Creating an effective multi-sensory room for schools depends entirely on choosing the right sensory products to fill your room appropriately. While private sensory rooms are tailored to target a particular individual's sensory needs, in a shared environment, you'll want to accommodate all. Fret not, for this is perfectly achievable with the right products.
Different sensory environments exist, which are largely categorised as either calming or interactive. However, some products accommodate one or the other, several accommodate both and can be used to stimulate or calm. Bubble tubes, for example, are soothing to watch, yet also stimulate visual and communicative development.
The actual design and location of the room also need to be considered. Curved walls, ample space and openness are most beneficial, as is painting the room's walls in calming colours, you can have a look at our guide to autistic friendly colours to get an idea of which colours to use.
If possible, refrain from having windows in your sensory room, as this will enable you to control the environment's lighting. Finally, locate your sensory room in a quiet part of school (i.e. not next to the playground or music department!)
Sensory products on a budget
If on a limited budget, investing in fibre optics, along with bean bags and soothing music, can create a simple yet effective sensory room for only a couple hundred pounds. Smaller sensory items can also all add up to create an effective multi-sensory environment, without the price tag of larger equipment. These include mirror balls, mini bubble tubes, and a whole host of smaller sensory toys. See our post on delivering a sensory room on a budget, for more money saving tips.
Sensory rooms in other public venues
Watford FC's Vicarage Road, courtesy of Wikipedia.org
We've already seen the benefits of sensory rooms in care homes, which include increased communication between residents and carers, a better understanding by patients of the environment around them, and improved behaviour and mood. Along with schools, multi-sensory environments in busy public venues, such as shopping centres, airports and football stadiums, are also growing, the importance of which cannot be overemphasised. Having safe spaces in these overwhelming environments enables those with learning and sensory difficulties to receive the support they need wherever they are, enabling them to enjoy life to the full; just as it should be!

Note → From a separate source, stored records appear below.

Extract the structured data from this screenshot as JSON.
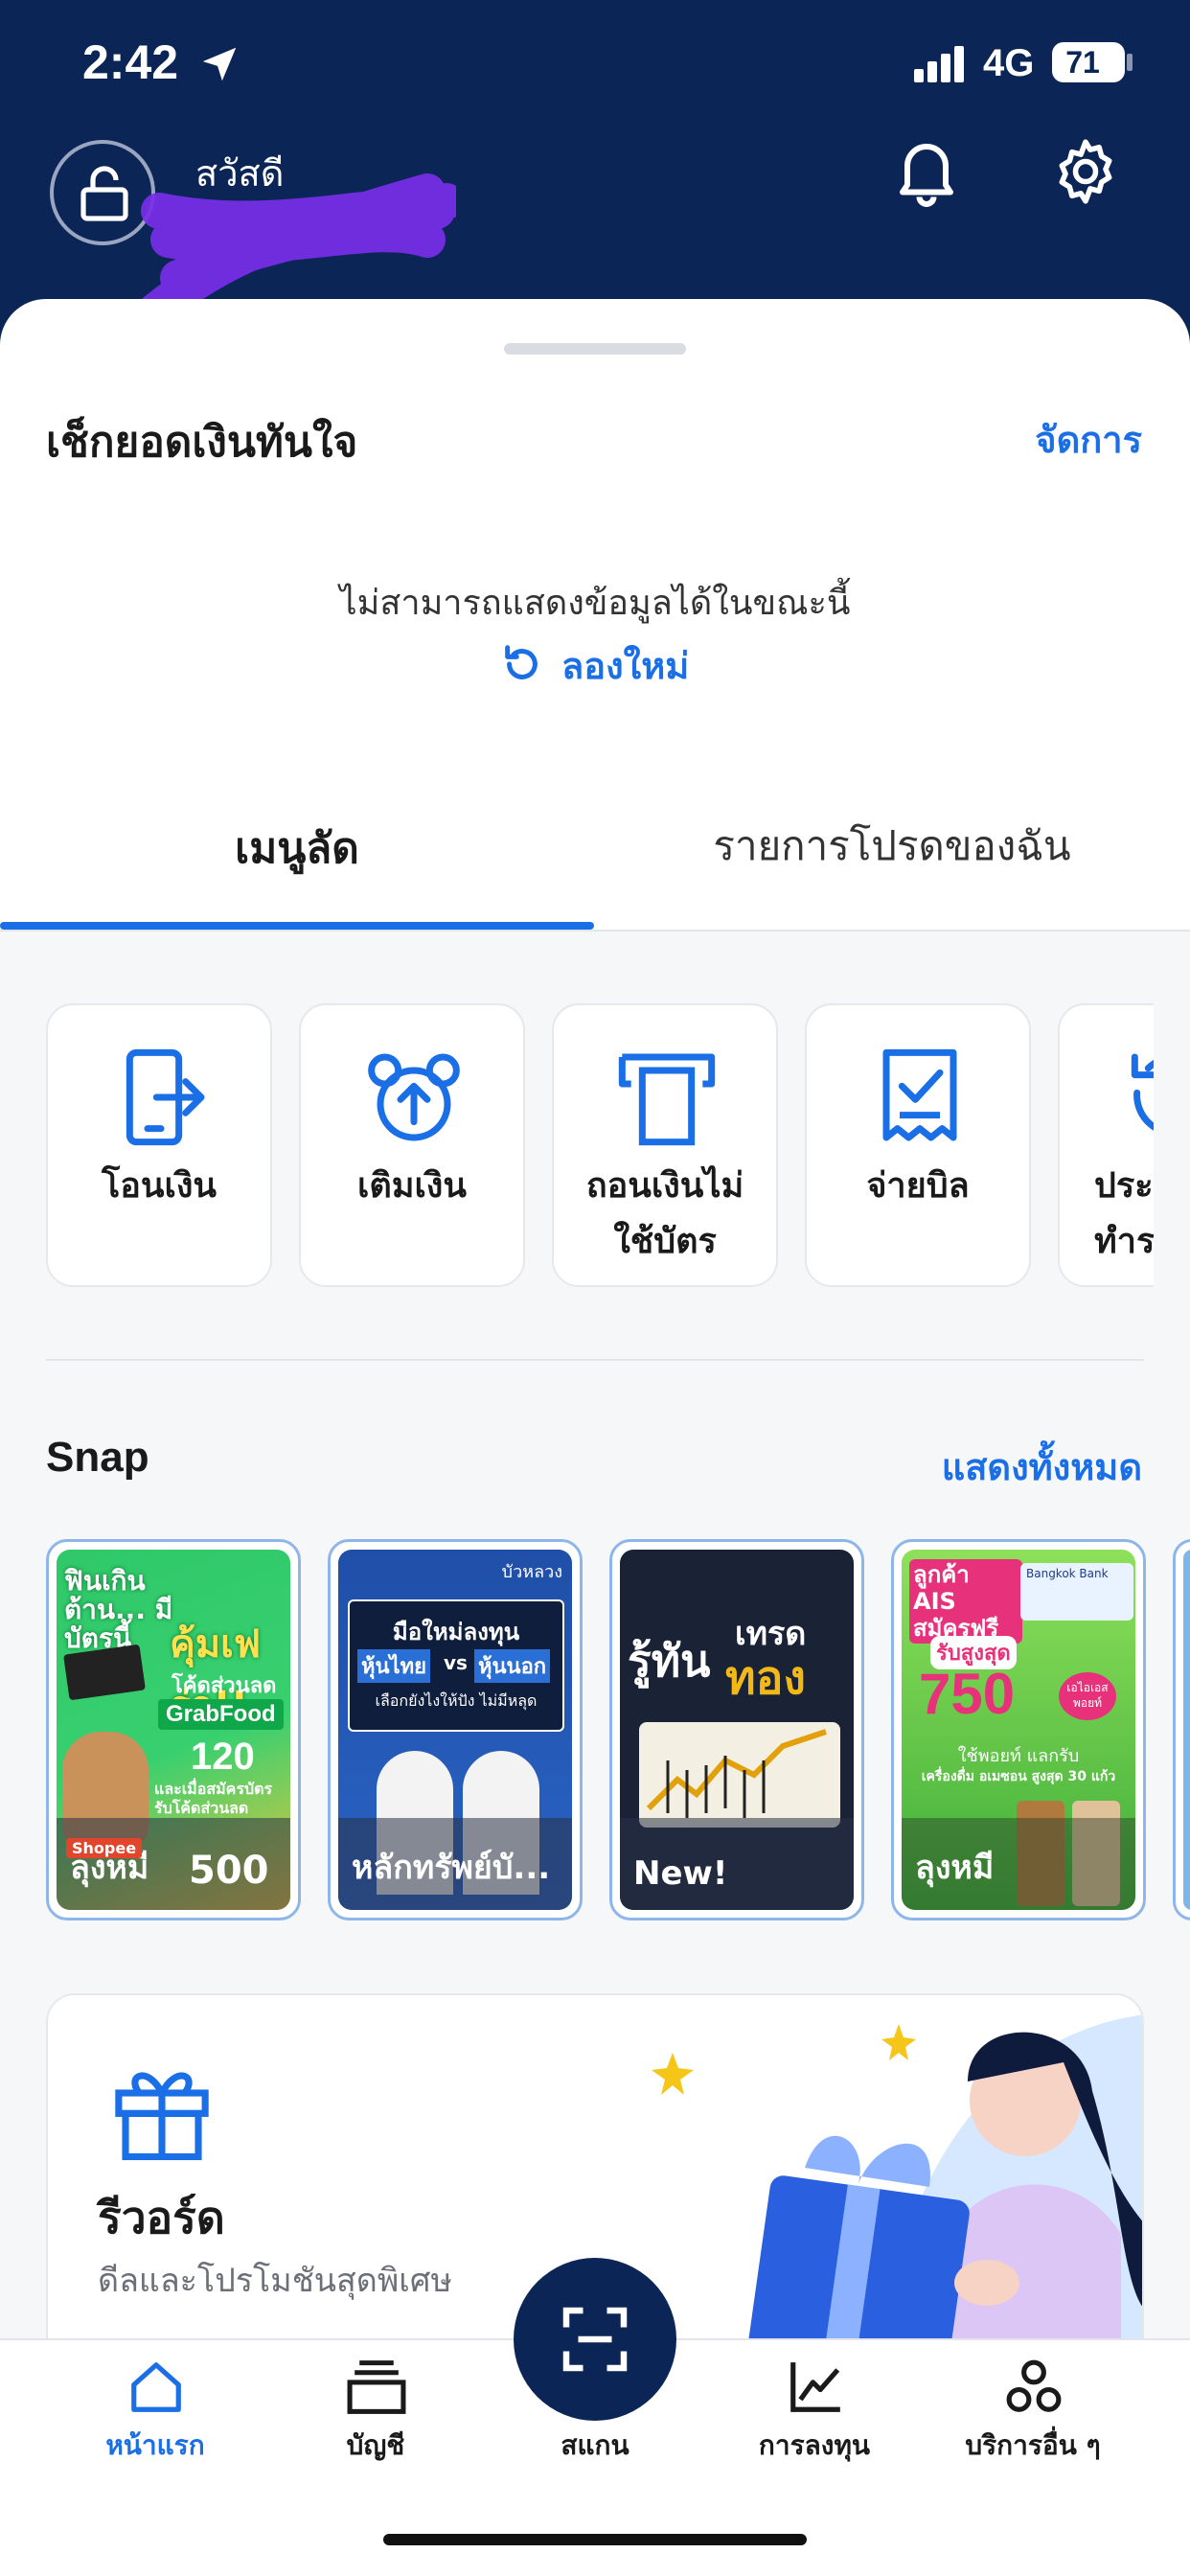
{
  "status_bar": {
    "time": "2:42",
    "network": "4G",
    "battery": "71"
  },
  "header": {
    "greeting": "สวัสดี"
  },
  "balance_section": {
    "title": "เช็กยอดเงินทันใจ",
    "manage_label": "จัดการ",
    "error_message": "ไม่สามารถแสดงข้อมูลได้ในขณะนี้",
    "retry_label": "ลองใหม่"
  },
  "tabs": [
    {
      "label": "เมนูลัด",
      "active": true
    },
    {
      "label": "รายการโปรดของฉัน",
      "active": false
    }
  ],
  "quick_menu": [
    {
      "label": "โอนเงิน",
      "icon": "transfer-icon"
    },
    {
      "label": "เติมเงิน",
      "icon": "top-up-icon"
    },
    {
      "label": "ถอนเงินไม่\nใช้บัตร",
      "icon": "cardless-withdraw-icon"
    },
    {
      "label": "จ่ายบิล",
      "icon": "bill-payment-icon"
    },
    {
      "label": "ประวัติ\nทำราย",
      "icon": "history-icon"
    }
  ],
  "snap": {
    "title": "Snap",
    "show_all_label": "แสดงทั้งหมด",
    "cards": [
      {
        "caption": "ลุงหมี",
        "image_texts": [
          "ฟินเกินต้าน... มีบัตรนี้",
          "คุ้มเฟร่อ!!",
          "โค้ดส่วนลด",
          "GrabFood",
          "120",
          "และเมื่อสมัครบัตร รับโค้ดส่วนลด",
          "Shopee",
          "500"
        ]
      },
      {
        "caption": "หลักทรัพย์บั...",
        "image_texts": [
          "มือใหม่ลงทุน",
          "หุ้นไทย",
          "vs",
          "หุ้นนอก",
          "เลือกยังไงให้ปัง ไม่มีหลุด",
          "บัวหลวง"
        ]
      },
      {
        "caption": "New!",
        "image_texts": [
          "รู้ทัน",
          "เทรด",
          "ทอง"
        ]
      },
      {
        "caption": "ลุงหมี",
        "image_texts": [
          "ลูกค้า AIS สมัครฟรี",
          "Bangkok Bank",
          "รับสูงสุด",
          "750",
          "เอไอเอส พอยท์",
          "ใช้พอยท์ แลกรับ",
          "เครื่องดื่ม อเมซอน สูงสุด 30 แก้ว"
        ]
      }
    ]
  },
  "rewards": {
    "title": "รีวอร์ด",
    "subtitle": "ดีลและโปรโมชันสุดพิเศษ"
  },
  "bottom_nav": [
    {
      "label": "หน้าแรก",
      "icon": "home-icon",
      "active": true
    },
    {
      "label": "บัญชี",
      "icon": "accounts-icon",
      "active": false
    },
    {
      "label": "สแกน",
      "icon": "scan-icon",
      "active": false
    },
    {
      "label": "การลงทุน",
      "icon": "investment-chart-icon",
      "active": false
    },
    {
      "label": "บริการอื่น ๆ",
      "icon": "more-services-icon",
      "active": false
    }
  ],
  "colors": {
    "header_bg": "#0b2556",
    "accent": "#1a6ee6",
    "scan_button": "#0b2556"
  }
}
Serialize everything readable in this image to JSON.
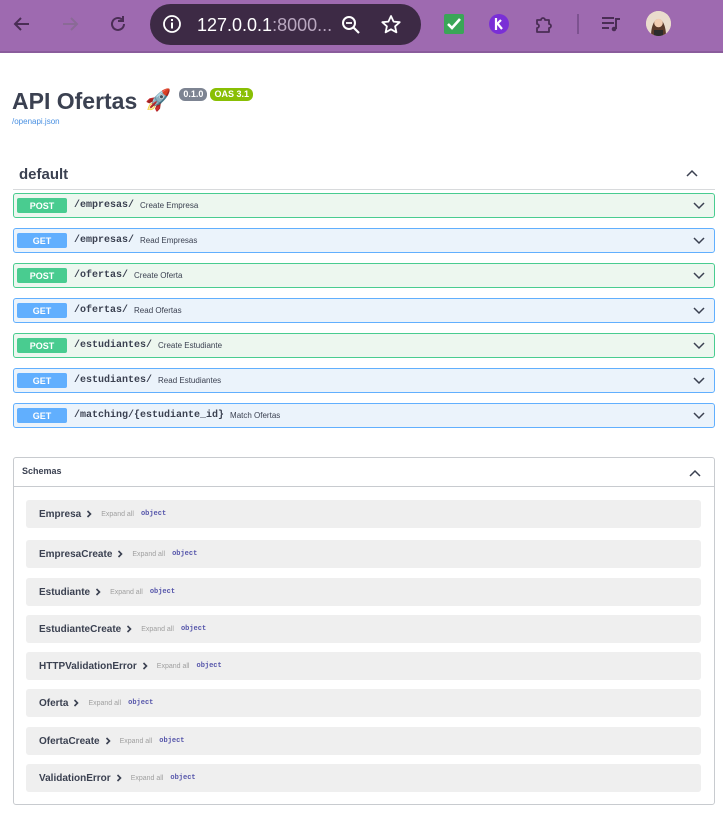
{
  "browser": {
    "url_host": "127.0.0.1",
    "url_rest": ":8000...",
    "colors": {
      "frame": "#9e6ab0",
      "omnibox": "#3d2a45"
    }
  },
  "header": {
    "title": "API Ofertas",
    "title_emoji": "🚀",
    "version_badge": "0.1.0",
    "oas_badge": "OAS 3.1",
    "spec_link": "/openapi.json"
  },
  "section": {
    "title": "default"
  },
  "operations": [
    {
      "method": "POST",
      "path": "/empresas/",
      "summary": "Create Empresa"
    },
    {
      "method": "GET",
      "path": "/empresas/",
      "summary": "Read Empresas"
    },
    {
      "method": "POST",
      "path": "/ofertas/",
      "summary": "Create Oferta"
    },
    {
      "method": "GET",
      "path": "/ofertas/",
      "summary": "Read Ofertas"
    },
    {
      "method": "POST",
      "path": "/estudiantes/",
      "summary": "Create Estudiante"
    },
    {
      "method": "GET",
      "path": "/estudiantes/",
      "summary": "Read Estudiantes"
    },
    {
      "method": "GET",
      "path": "/matching/{estudiante_id}",
      "summary": "Match Ofertas"
    }
  ],
  "schemas": {
    "title": "Schemas",
    "expand_label": "Expand all",
    "type_label": "object",
    "items": [
      "Empresa",
      "EmpresaCreate",
      "Estudiante",
      "EstudianteCreate",
      "HTTPValidationError",
      "Oferta",
      "OfertaCreate",
      "ValidationError"
    ]
  },
  "colors": {
    "post": "#49cc90",
    "get": "#61affe",
    "badge_oas": "#89bf04"
  }
}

If you need assistance setting up your school's sensory room, contact the sensory experts at Experia today. Alternatively, please read our blog post for more information on how to plan your sensory room for multiple users, or, you can view our case studies to see for yourself the positive impact these rooms can have on pupils.